341: Lawyers Doing Good Matters

My law firm recently met with a public relations group, who gave us the pitch on all the things they could do for us, including beefing up our presence on LinkedIn, posting special interest stories on our corporate Facebook page, and more Twitter updates.

After this week of front page stories and national press, I’m not sure we need too much help. Here’s a look at the stories we’ve been involved in this week…

Continue reading “341: Lawyers Doing Good Matters”

New Court of Appeals Opinion provides good statement of doctrine of Res Judicata

As lawyers, the business model is fairly simple: We sell our time, multiplied by our hourly rates.

This creates a huge disconnect between clients and lawyers. All clients want their matters resolved in their favor, but also quickly, smartly, and cost-efficiently (that’s a nice way to say for as little legal fees as possible). On the other hand, the lawyer-industrial-complex wants lawyers to ponder, research, litigate, bill, examine, depose, etc. (i.e. for as many billable hours as possible).

First off, run away from lawyers like that.

Second, if you’re a lawyer and want clients to be happy, you should read this new Tennessee Court of Appeals opinion, which discusses the concept of res judicata. That’s a doctrine that allows parties to avoid unnecessary, duplicative litigation, when the issues have already been decided by a court.

The facts aren’t that important, so I’ll just focus on the legal discussion.  The Court wrote: Continue reading “New Court of Appeals Opinion provides good statement of doctrine of Res Judicata”

341 Meeting: Suing Your Own Employees; Public Schools; Urgent Political Spam

Hassling Poor People, Who Happen to be Your Own Employees. When the economy hit rock bottom in 2009 or so, all kinds of doctors, lawyers, private schools hired me to collect their debts. Many had never dealt with bad debt before, or the awful circumstances that lead to defaults. They just saw the bad debt and thought it could be an income stream for them. It was an eye-opening lesson for many.

Since then, I occasionally have had to tell some of my clients that some debt isn’t worth collecting, whether it’s a low return on investment or, frankly, just bad PR.

This story out of Memphis reminds me of that.   NPR reports that Methodist Le Bonheur Hospital is making national news for its practice of suing its own employees when they can’t pay their medical bills, and then using some pretty aggressive collection tactics when they can’t pay the judgments rendered in the lawsuits.

…what is striking at Methodist, the largest hospital system in the Memphis region, is how many of the patients being sued are the hospital’s own employees. Hardly a week goes by in which Methodist workers aren’t on the court docket fighting debt lawsuits filed by their employer.

That’s a really bad look, especially in a climate where employers are criticized for not paying a living wage and also terrible health insurance benefits. Continue reading “341 Meeting: Suing Your Own Employees; Public Schools; Urgent Political Spam”

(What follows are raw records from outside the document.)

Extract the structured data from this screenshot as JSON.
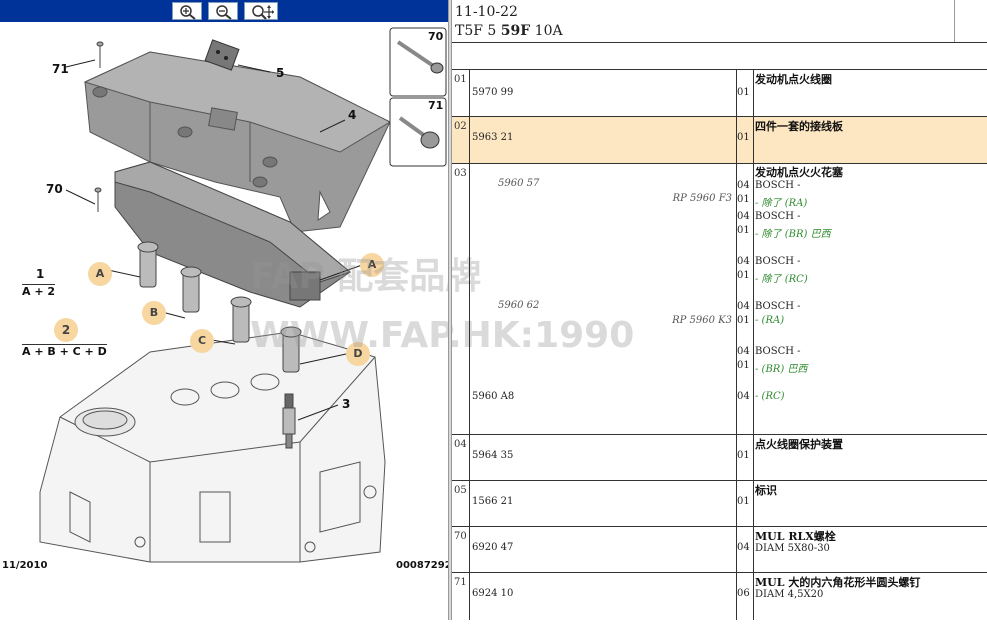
{
  "toolbar": {
    "zoom_in_icon": "zoom-in-icon",
    "zoom_out_icon": "zoom-out-icon",
    "zoom_fit_icon": "zoom-fit-icon",
    "bar_color": "#003399"
  },
  "diagram": {
    "callouts": {
      "n71": "71",
      "n5": "5",
      "n4": "4",
      "n70": "70",
      "n3": "3",
      "group1": "1",
      "group1_formula": "A + 2",
      "group2": "2",
      "group2_formula": "A + B + C + D",
      "A1": "A",
      "A2": "A",
      "B": "B",
      "C": "C",
      "D": "D"
    },
    "inset": {
      "top_label": "70",
      "bottom_label": "71"
    },
    "footer_left": "11/2010",
    "footer_right": "00087292",
    "watermark_line1": "FAP 配套品牌",
    "watermark_line2": "WWW.FAP.HK:1990"
  },
  "header": {
    "date": "11-10-22",
    "code_prefix": "T5F 5",
    "code_bold": "59F",
    "code_suffix": "10A"
  },
  "rows": [
    {
      "idx": "01",
      "ref": "5970 99",
      "qty": "01",
      "title": "发动机点火线圈"
    },
    {
      "idx": "02",
      "ref": "5963 21",
      "qty": "01",
      "title": "四件一套的接线板"
    },
    {
      "idx": "03",
      "title": "发动机点火火花塞",
      "ref1": "5960 57",
      "ref1_alt": "RP 5960 F3",
      "ref2": "5960 62",
      "ref2_alt": "RP 5960 K3",
      "ref3": "5960 A8",
      "lines": [
        {
          "qty": "04",
          "text": "BOSCH -",
          "green": false
        },
        {
          "qty": "01",
          "text": "- 除了 (RA)",
          "green": true
        },
        {
          "qty": "04",
          "text": "BOSCH -",
          "green": false
        },
        {
          "qty": "01",
          "text": "- 除了 (BR) 巴西",
          "green": true
        },
        {
          "qty": "04",
          "text": "BOSCH -",
          "green": false
        },
        {
          "qty": "01",
          "text": "- 除了 (RC)",
          "green": true
        },
        {
          "qty": "04",
          "text": "BOSCH -",
          "green": false
        },
        {
          "qty": "01",
          "text": "- (RA)",
          "green": true
        },
        {
          "qty": "04",
          "text": "BOSCH -",
          "green": false
        },
        {
          "qty": "01",
          "text": "- (BR) 巴西",
          "green": true
        },
        {
          "qty": "04",
          "text": "- (RC)",
          "green": true
        }
      ]
    },
    {
      "idx": "04",
      "ref": "5964 35",
      "qty": "01",
      "title": "点火线圈保护装置"
    },
    {
      "idx": "05",
      "ref": "1566 21",
      "qty": "01",
      "title": "标识"
    },
    {
      "idx": "70",
      "ref": "6920 47",
      "qty": "04",
      "title": "MUL RLX螺栓",
      "sub": "DIAM 5X80-30"
    },
    {
      "idx": "71",
      "ref": "6924 10",
      "qty": "06",
      "title": "MUL 大的内六角花形半圆头螺钉",
      "sub": "DIAM 4,5X20"
    }
  ]
}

341 Meeting Recap: Thoughts on Hell’s Half Acre; Beware When Judges are too Nice; Karaoke Happy Hour; Sue the Collector.com

Welcome to the “341 Meeting” which I hope will be a regular series of posts  that will be longer, but made up of smaller, semi-relevant items about local legal issues. A lot of you (about 1,000) “subscribe” here and get an e-mail every time I post an update, and this is a way to get mini-blasts out (without clogging up your inboxes with a bunch of smaller posts). 

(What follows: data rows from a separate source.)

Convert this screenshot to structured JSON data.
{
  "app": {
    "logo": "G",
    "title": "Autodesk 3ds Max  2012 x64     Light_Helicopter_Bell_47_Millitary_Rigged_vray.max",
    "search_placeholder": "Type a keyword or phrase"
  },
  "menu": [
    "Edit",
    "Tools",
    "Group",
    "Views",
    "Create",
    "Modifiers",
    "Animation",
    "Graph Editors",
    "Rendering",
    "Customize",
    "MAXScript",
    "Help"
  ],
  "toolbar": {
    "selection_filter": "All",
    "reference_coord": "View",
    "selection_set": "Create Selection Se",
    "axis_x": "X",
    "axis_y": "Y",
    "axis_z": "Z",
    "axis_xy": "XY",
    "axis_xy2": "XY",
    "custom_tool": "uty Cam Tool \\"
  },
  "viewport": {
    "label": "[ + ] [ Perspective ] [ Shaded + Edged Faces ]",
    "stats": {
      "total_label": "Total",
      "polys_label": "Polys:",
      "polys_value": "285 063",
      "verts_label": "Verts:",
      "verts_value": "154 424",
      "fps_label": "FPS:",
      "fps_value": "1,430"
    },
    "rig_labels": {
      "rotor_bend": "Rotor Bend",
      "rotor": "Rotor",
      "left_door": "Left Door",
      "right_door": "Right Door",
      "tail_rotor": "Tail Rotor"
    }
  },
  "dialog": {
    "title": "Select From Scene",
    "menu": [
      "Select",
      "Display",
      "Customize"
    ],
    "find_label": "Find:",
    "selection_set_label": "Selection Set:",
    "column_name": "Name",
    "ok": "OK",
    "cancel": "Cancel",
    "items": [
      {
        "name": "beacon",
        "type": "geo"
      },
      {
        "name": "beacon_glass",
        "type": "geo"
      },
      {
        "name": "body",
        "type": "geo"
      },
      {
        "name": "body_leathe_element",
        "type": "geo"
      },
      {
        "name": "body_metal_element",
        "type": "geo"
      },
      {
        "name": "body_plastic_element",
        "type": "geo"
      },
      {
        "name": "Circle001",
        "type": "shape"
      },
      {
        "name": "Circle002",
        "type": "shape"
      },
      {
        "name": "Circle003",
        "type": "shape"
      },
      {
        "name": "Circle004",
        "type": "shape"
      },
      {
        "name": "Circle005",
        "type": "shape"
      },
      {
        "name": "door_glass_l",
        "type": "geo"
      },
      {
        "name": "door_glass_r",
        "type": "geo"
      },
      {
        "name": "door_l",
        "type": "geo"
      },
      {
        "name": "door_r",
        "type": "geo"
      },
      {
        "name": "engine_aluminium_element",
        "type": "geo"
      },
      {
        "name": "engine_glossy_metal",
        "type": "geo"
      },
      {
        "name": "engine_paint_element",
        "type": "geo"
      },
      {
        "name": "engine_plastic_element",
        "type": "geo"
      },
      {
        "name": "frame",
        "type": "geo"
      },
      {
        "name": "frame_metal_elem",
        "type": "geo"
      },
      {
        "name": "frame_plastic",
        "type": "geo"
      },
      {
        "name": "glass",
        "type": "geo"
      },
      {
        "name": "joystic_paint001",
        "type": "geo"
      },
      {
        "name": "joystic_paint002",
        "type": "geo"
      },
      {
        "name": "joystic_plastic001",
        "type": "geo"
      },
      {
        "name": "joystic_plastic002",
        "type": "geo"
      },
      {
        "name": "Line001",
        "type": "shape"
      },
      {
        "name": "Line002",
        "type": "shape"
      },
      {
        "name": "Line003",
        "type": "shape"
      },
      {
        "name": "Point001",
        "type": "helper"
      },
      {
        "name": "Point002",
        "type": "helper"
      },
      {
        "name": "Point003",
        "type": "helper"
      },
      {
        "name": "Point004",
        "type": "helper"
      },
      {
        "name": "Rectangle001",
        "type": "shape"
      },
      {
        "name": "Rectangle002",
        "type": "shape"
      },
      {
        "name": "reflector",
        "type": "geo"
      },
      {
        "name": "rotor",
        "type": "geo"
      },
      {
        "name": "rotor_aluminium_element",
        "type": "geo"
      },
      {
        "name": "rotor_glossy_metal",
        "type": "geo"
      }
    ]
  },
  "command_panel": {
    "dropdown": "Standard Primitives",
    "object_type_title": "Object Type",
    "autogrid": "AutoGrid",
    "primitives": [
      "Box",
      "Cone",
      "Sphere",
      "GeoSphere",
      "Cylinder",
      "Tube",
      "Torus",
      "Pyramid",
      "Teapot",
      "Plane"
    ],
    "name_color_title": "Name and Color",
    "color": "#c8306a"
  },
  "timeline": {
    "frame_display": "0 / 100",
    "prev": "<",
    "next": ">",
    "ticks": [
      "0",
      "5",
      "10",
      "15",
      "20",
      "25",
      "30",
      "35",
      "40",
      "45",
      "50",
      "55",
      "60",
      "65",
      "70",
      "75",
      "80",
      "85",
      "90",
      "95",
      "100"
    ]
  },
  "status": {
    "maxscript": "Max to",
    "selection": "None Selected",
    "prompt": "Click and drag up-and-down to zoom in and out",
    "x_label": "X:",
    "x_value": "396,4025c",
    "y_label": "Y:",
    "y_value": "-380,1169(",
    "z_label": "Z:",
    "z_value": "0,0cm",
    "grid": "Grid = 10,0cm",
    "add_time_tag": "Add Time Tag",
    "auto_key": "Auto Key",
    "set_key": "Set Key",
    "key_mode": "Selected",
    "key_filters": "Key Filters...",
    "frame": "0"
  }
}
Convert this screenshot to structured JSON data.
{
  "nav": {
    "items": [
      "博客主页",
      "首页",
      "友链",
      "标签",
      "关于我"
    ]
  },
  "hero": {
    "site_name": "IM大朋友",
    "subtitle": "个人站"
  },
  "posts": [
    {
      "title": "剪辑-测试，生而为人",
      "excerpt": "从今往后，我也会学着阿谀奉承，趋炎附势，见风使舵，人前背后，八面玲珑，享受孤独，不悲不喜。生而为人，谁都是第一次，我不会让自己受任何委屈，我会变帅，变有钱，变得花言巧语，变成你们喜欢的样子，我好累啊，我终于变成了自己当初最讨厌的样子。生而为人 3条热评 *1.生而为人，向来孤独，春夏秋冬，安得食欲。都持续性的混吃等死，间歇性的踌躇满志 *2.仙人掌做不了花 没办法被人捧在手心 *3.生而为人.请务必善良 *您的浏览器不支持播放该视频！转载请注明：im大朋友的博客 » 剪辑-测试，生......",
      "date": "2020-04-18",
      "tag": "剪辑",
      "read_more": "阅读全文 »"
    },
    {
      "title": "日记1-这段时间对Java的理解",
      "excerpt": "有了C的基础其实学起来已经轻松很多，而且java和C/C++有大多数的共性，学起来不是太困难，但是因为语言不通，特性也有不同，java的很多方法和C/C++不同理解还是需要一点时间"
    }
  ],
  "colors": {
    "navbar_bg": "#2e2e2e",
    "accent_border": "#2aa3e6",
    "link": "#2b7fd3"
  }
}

But, first, a video from Judge George Paine of the United States Bankruptcy Courts for the Middle District of Tennessee…. only those of you who have attended a Nashville 341 Meeting will get that…nevermind…

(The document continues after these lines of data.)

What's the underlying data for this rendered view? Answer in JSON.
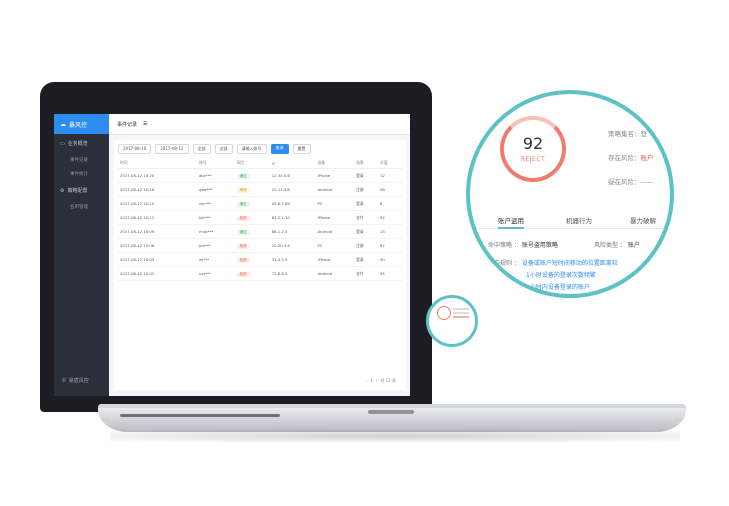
{
  "sidebar": {
    "brand": "暴风控",
    "items": [
      {
        "label": "业务概览",
        "icon": "monitor-icon"
      },
      {
        "label": "事件记录",
        "icon": "list-icon"
      },
      {
        "label": "事件统计",
        "icon": "chart-icon"
      },
      {
        "label": "策略配置",
        "icon": "gear-icon"
      },
      {
        "label": "名单管理",
        "icon": "user-icon"
      }
    ],
    "footer": "易盾风控"
  },
  "topbar": {
    "title": "事件记录"
  },
  "filters": {
    "time": "2017-08-10",
    "to": "2017-08-12",
    "scene": "全部",
    "result": "全部",
    "search_placeholder": "请输入账号",
    "search_button": "查询",
    "reset": "重置"
  },
  "table": {
    "headers": [
      "时间",
      "账号",
      "风险",
      "IP",
      "设备",
      "场景",
      "分值"
    ],
    "rows": [
      [
        "2017-08-12 10:20",
        "abc***",
        "通过",
        "12.34.5.6",
        "iPhone",
        "登录",
        "12"
      ],
      [
        "2017-08-12 10:18",
        "qwe***",
        "审核",
        "22.11.3.8",
        "Android",
        "注册",
        "56"
      ],
      [
        "2017-08-12 10:15",
        "zxc***",
        "通过",
        "45.6.7.89",
        "PC",
        "登录",
        "8"
      ],
      [
        "2017-08-12 10:12",
        "hjk***",
        "拒绝",
        "63.2.1.10",
        "iPhone",
        "支付",
        "92"
      ],
      [
        "2017-08-12 10:09",
        "mnb***",
        "通过",
        "88.1.2.3",
        "Android",
        "登录",
        "15"
      ],
      [
        "2017-08-12 10:06",
        "poi***",
        "拒绝",
        "10.20.3.4",
        "PC",
        "注册",
        "87"
      ],
      [
        "2017-08-12 10:03",
        "lkj***",
        "拒绝",
        "31.4.5.9",
        "iPhone",
        "登录",
        "90"
      ],
      [
        "2017-08-12 10:01",
        "uyt***",
        "拒绝",
        "72.8.6.5",
        "Android",
        "支付",
        "95"
      ]
    ],
    "risk_colors": {
      "通过": "green",
      "审核": "yellow",
      "拒绝": "red"
    }
  },
  "pager": {
    "prev": "‹",
    "page": "1",
    "next": "›",
    "total": "共 12 条"
  },
  "detail": {
    "score": "92",
    "decision": "REJECT",
    "strategy_label": "策略集名：",
    "strategy_value": "登",
    "risk_label": "存在风险：",
    "risk_value": "账户",
    "suspect_label": "疑在风险：",
    "suspect_value": "——",
    "tabs": [
      "账户盗用",
      "机器行为",
      "暴力破解"
    ],
    "hit_label": "命中策略",
    "hit_value": "账号盗用策略",
    "type_label": "风险类型",
    "type_value": "账户",
    "rule_label": "中规则",
    "rules": [
      "设备或账户短时间移动的位置距离较",
      "1小时设备的登录次数频繁",
      "1小时内设备登录的账户"
    ]
  }
}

Continue reading “341 Meeting Recap: Thoughts on Hell’s Half Acre; Beware When Judges are too Nice; Karaoke Happy Hour; Sue the Collector.com”